Menu
AWS CodeCommit
User Guide (API Version 2015-04-13)

Create a Branch in AWS CodeCommit

You can use the AWS CodeCommit console to create branches for your repository. This is a quick way to separate work on a new or different version of files without impacting work in the default branch. After creating a branch in the AWS CodeCommit console, you'll need to pull that change to your local repo. Alternatively, you can create a branch locally and push that change to an AWS CodeCommit repository by using Git from a local repo connected to the AWS CodeCommit repository. You can also use the AWS CLI.

Use the AWS CodeCommit Console to Create a Branch

You can use the AWS CodeCommit console to create a branch in an AWS CodeCommit repository. When users next pull changes from the repository, they will see the new branch.

  1. Open the AWS CodeCommit console at https://console.aws.amazon.com/codecommit.

  2. In the list of repositories, choose the name of the repository.

  3. In the navigation pane, choose Branches.

  4. Choose Create branch.

    
            Creating a branch in the AWS CodeCommit console.

    Type a name for the branch in Branch name. In Branch from, the default branch is selected. If you want to branch from a different branch or from a specific commit, expand the branch list, and either choose a branch from the list, or paste a specific commit ID. Choose Create.

Use Git to Create a Branch

To use Git from a local repo to create a branch in an local repo and then push that branch to the AWS CodeCommit repository, follow these steps.
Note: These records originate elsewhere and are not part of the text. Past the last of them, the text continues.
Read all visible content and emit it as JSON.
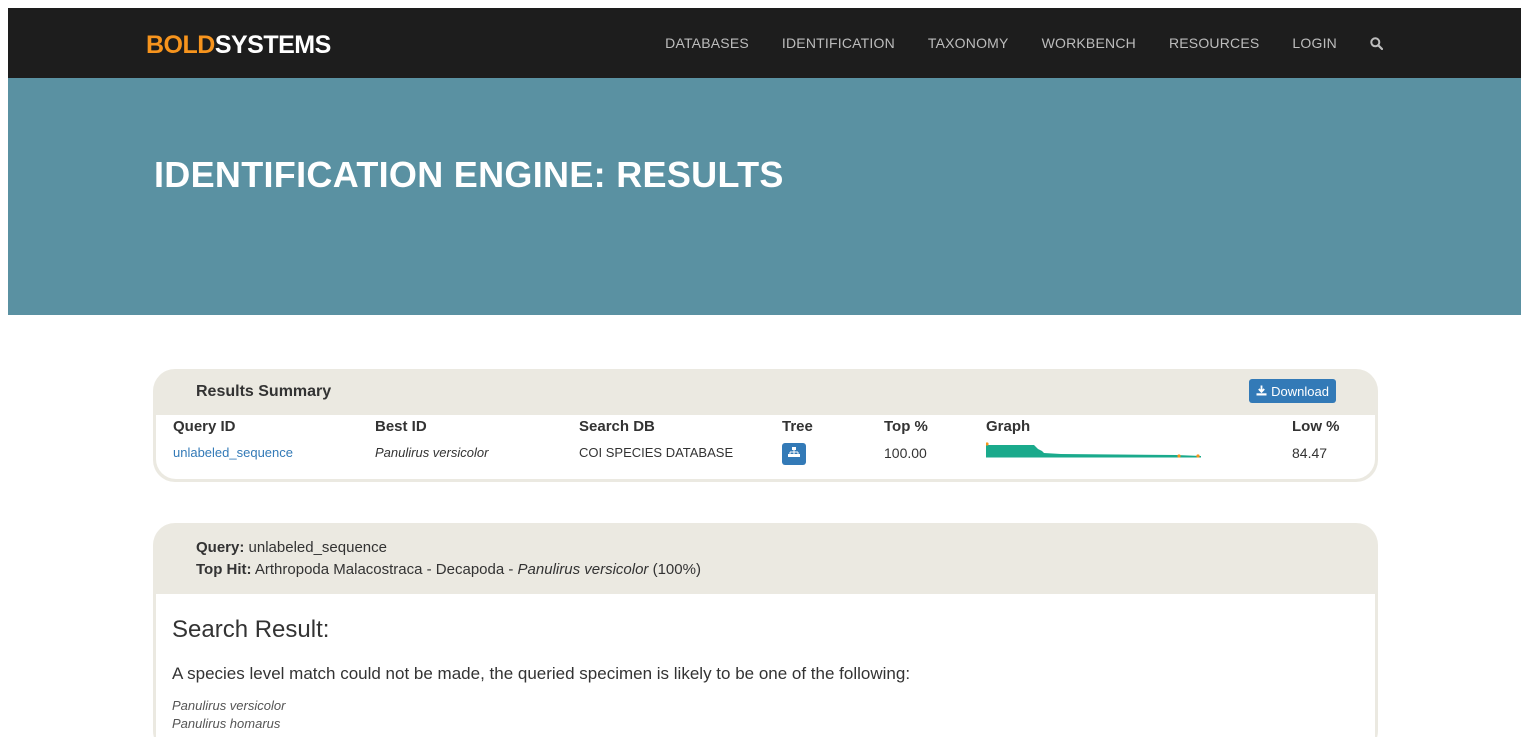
{
  "brand": {
    "part1": "BOLD",
    "part2": "SYSTEMS"
  },
  "nav": {
    "items": [
      "DATABASES",
      "IDENTIFICATION",
      "TAXONOMY",
      "WORKBENCH",
      "RESOURCES",
      "LOGIN"
    ],
    "search_icon": "search-icon"
  },
  "hero": {
    "title": "IDENTIFICATION ENGINE: RESULTS"
  },
  "summary": {
    "title": "Results Summary",
    "download_label": "Download",
    "columns": [
      "Query ID",
      "Best ID",
      "Search DB",
      "Tree",
      "Top %",
      "Graph",
      "Low %"
    ],
    "row": {
      "query_id": "unlabeled_sequence",
      "best_id": "Panulirus versicolor",
      "search_db": "COI SPECIES DATABASE",
      "top_pct": "100.00",
      "low_pct": "84.47"
    }
  },
  "query": {
    "query_label": "Query:",
    "query_value": "unlabeled_sequence",
    "tophit_label": "Top Hit:",
    "tophit_text": "Arthropoda Malacostraca - Decapoda - ",
    "tophit_species": "Panulirus versicolor",
    "tophit_pct": "(100%)",
    "result_title": "Search Result:",
    "result_text": "A species level match could not be made, the queried specimen is likely to be one of the following:",
    "species": [
      "Panulirus versicolor",
      "Panulirus homarus"
    ]
  },
  "colors": {
    "accent": "#f7941d",
    "navbar": "#1d1d1d",
    "hero": "#5a91a2",
    "link": "#337ab7",
    "graph_fill": "#1aaa8c"
  }
}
These steps assume you have already connected the local repo to the AWS CodeCommit repository. For instructions, see Connect to a Repository.

  1. Create a new branch in your local repo by running the git checkout -b new-branch-name command, where new-branch-name is the name of the new branch.

    For example, the following command creates a new branch named MyNewBranch in the local repo:

    Copy
    git checkout -b MyNewBranch
  2. To push the new branch from the local repo to the AWS CodeCommit repository, run the git push command, specifying both the remote-name and the new-branch-name.

    For example, to push a new branch in the local repo named MyNewBranch to the AWS CodeCommit repository with the nickname origin:

    Copy
    git push origin MyNewBranch

Note

If you add the -u option to git push (for example, git push -u origin master), then in the future you can run git push without remote-name branch-name. Upstream tracking information will be set. To get upstream tracking information, run git remote show remote-name (for example, git remote show origin).

To see a list of all of your local and remote tracking branches, run git branch --all.

To set up a branch in the local repo that is connected to an existing branch in the AWS CodeCommit repository, run git checkout remote-branch-name.

For more options, see your Git documentation.

Use the AWS CLI to Create a Branch

To use AWS CLI commands with AWS CodeCommit, install the AWS CLI. For more information, see Command Line Reference.

To use the AWS CLI to create a branch in an AWS CodeCommit repository and then push that branch to the AWS CodeCommit repository, follow these steps.

  1. Run the create-branch command, specifying:

    • The name of the AWS CodeCommit repository where the branch will be created (with the --repository-name option).

      Note

      To get the name of the AWS CodeCommit repository, run the list-repositories command.

    • The name of the new branch (with the --branch-name option).

    • The ID of the commit to which the new branch will point (with the --commit-id option).

    For example, to create a new branch named MyNewBranch that points to commit ID 317f8570EXAMPLE in an AWS CodeCommit repository named MyDemoRepo:

    Copy
    aws codecommit create-branch --repository-name MyDemoRepo --branch-name MyNewBranch --commit-id 317f8570EXAMPLE

    This command produces output only if there are errors.

  2. To update your local repo's list of available AWS CodeCommit repository branches with the new remote branch name, run git remote update remote-name.

    For example, to update your local repo's list of available branches for the AWS CodeCommit repository with the nickname origin:

    Copy
    git remote update origin

    Note

    Alternatively, you can run the git fetch command. You can also view all remote branches by running git branch --all, but until you update your local repo's list, the remote branch you created will not appear in the list.

    For more options, see your Git documentation.

  3. To set up a branch in the local repo that is connected to the new branch in the AWS CodeCommit repository, run git checkout remote-branch-name.

Note

To get a list of AWS CodeCommit repository names, along with their URLs, run the git remote -v command.